Input for this task
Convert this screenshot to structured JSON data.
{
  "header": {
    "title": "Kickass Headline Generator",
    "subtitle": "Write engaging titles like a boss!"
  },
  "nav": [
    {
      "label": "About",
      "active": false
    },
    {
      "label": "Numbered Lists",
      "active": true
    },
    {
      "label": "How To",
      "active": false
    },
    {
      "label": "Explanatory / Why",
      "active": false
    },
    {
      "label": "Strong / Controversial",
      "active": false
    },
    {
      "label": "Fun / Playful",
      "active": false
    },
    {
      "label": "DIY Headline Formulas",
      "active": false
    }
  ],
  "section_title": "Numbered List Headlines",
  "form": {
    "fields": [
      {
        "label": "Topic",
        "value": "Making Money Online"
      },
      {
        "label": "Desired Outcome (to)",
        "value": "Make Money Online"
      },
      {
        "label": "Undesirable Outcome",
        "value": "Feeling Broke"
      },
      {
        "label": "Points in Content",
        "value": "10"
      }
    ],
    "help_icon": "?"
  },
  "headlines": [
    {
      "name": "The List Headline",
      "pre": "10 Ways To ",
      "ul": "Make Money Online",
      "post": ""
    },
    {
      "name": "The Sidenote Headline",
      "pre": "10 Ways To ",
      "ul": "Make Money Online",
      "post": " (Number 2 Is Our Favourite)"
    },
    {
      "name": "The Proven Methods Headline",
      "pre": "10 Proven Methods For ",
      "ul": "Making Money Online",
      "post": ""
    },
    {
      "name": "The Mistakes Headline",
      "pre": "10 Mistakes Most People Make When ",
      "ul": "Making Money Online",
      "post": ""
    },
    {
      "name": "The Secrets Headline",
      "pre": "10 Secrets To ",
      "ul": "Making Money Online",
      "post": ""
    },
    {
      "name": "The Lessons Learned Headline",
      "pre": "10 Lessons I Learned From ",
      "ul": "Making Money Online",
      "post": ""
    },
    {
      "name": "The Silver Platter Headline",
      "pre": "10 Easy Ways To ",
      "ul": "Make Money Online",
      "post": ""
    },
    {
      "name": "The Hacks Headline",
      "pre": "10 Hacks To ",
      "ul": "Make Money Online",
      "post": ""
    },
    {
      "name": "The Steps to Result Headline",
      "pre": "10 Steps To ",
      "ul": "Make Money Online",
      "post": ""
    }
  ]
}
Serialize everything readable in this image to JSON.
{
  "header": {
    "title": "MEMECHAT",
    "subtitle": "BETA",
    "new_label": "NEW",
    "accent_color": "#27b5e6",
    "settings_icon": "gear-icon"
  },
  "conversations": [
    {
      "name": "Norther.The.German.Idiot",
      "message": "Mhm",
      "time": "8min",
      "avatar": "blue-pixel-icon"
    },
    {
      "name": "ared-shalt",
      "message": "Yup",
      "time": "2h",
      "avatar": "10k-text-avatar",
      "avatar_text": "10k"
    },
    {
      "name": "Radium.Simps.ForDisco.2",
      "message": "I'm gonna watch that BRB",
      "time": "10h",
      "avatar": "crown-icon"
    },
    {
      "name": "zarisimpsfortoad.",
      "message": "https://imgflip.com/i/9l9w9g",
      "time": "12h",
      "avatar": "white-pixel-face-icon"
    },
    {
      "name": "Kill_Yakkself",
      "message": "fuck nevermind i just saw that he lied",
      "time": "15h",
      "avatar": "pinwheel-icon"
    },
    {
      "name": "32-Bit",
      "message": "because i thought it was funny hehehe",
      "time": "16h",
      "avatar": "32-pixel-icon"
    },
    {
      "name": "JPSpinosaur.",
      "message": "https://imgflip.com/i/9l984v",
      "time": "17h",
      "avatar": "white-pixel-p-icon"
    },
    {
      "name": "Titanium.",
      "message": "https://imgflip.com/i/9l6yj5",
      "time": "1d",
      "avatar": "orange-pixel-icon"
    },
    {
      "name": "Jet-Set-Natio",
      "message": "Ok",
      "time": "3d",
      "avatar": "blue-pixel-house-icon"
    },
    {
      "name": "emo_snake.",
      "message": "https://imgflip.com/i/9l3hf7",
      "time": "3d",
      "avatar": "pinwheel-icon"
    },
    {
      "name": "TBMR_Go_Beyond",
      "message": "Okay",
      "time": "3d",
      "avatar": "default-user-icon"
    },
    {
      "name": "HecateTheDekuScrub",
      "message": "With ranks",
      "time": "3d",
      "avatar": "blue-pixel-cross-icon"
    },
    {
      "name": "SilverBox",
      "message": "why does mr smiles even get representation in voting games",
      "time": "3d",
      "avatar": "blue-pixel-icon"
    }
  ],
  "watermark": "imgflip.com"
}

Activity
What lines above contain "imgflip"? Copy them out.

Written reply
      "message": "https://imgflip.com/i/9l9w9g",
      "message": "https://imgflip.com/i/9l984v",
      "message": "https://imgflip.com/i/9l6yj5",
      "message": "https://imgflip.com/i/9l3hf7",
  "watermark": "imgflip.com"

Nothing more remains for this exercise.